Self-reported health among lone mothers: Do employment and education matter?
|Title||Self-reported health among lone mothers: Do employment and education matter?|
|Publication Type||Journal Article|
|Year of Publication||2015|
|Authors||Struffolino, E, Bernardi, L, Voorpostel, M|
|Journal||LIVES Working Papers|
|Keywords||education, employment, family structure, health, life course, lone mothers, multiple disadvantages|

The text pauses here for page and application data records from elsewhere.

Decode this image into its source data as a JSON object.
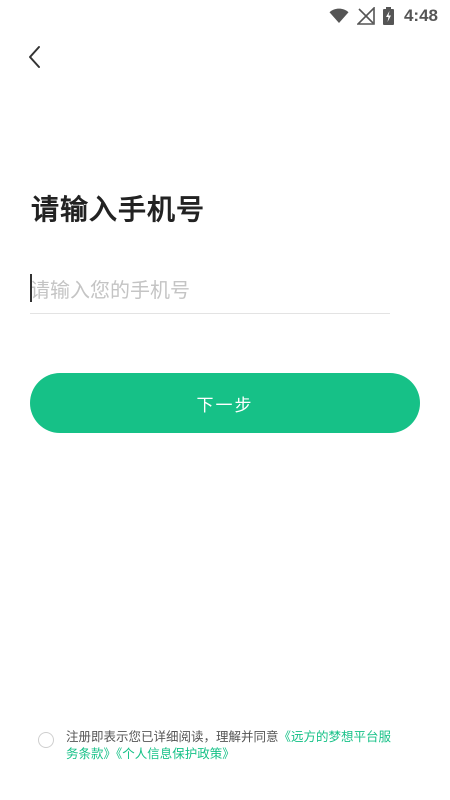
{
  "status_bar": {
    "time": "4:48",
    "icons": [
      "wifi-icon",
      "no-signal-icon",
      "battery-charging-icon"
    ]
  },
  "header": {
    "back_icon": "chevron-left-icon"
  },
  "main": {
    "title": "请输入手机号",
    "phone_input": {
      "value": "",
      "placeholder": "请输入您的手机号"
    },
    "next_button_label": "下一步"
  },
  "agreement": {
    "checked": false,
    "prefix": "注册即表示您已详细阅读，理解并同意",
    "terms_link": "《远方的梦想平台服务条款》",
    "privacy_link": "《个人信息保护政策》"
  },
  "colors": {
    "accent": "#16c187",
    "title_text": "#222222",
    "placeholder": "#c4c4c4",
    "body_text": "#555555"
  }
}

Lone motherhood is often associated to factors that increase women’s risk of developing poor health, such as being unemployed or poor. Employment fosters better physical health by attenuating economic hardship and improving overall well-being. However, employment can also represent an additional stress factor for lone mothers who face the dual role of main caregiver and main earner. Taking a life course perspective, we investigate how employment associate to self-assessed health of lone mothers in comparison to mothers living with a partner. In Switzerland, weak welfare provisions for families, expensive public childcare, and marriage- based taxation translate into a high incompatibility between work and family, in turn resulting in high shares of maternal part-time work. In this context, being a lone mother might be associated with worse health. Our analyses of the Swiss Household Panel (waves 1999-2011) compared lone mothers and mothers living with a partner, suggesting that lone mothers who are out of the labor market, especially those holding an upper-secondary degree, have a higher probability of poor health. We found that lone mothers working full-time were in better health than those working part-time but that the opposite applied to mothers living in couples. We argue that the negative association between health and paid work for lone mothers is the result of intersections between employment, education, and lone parenthood in a context of poor welfare support.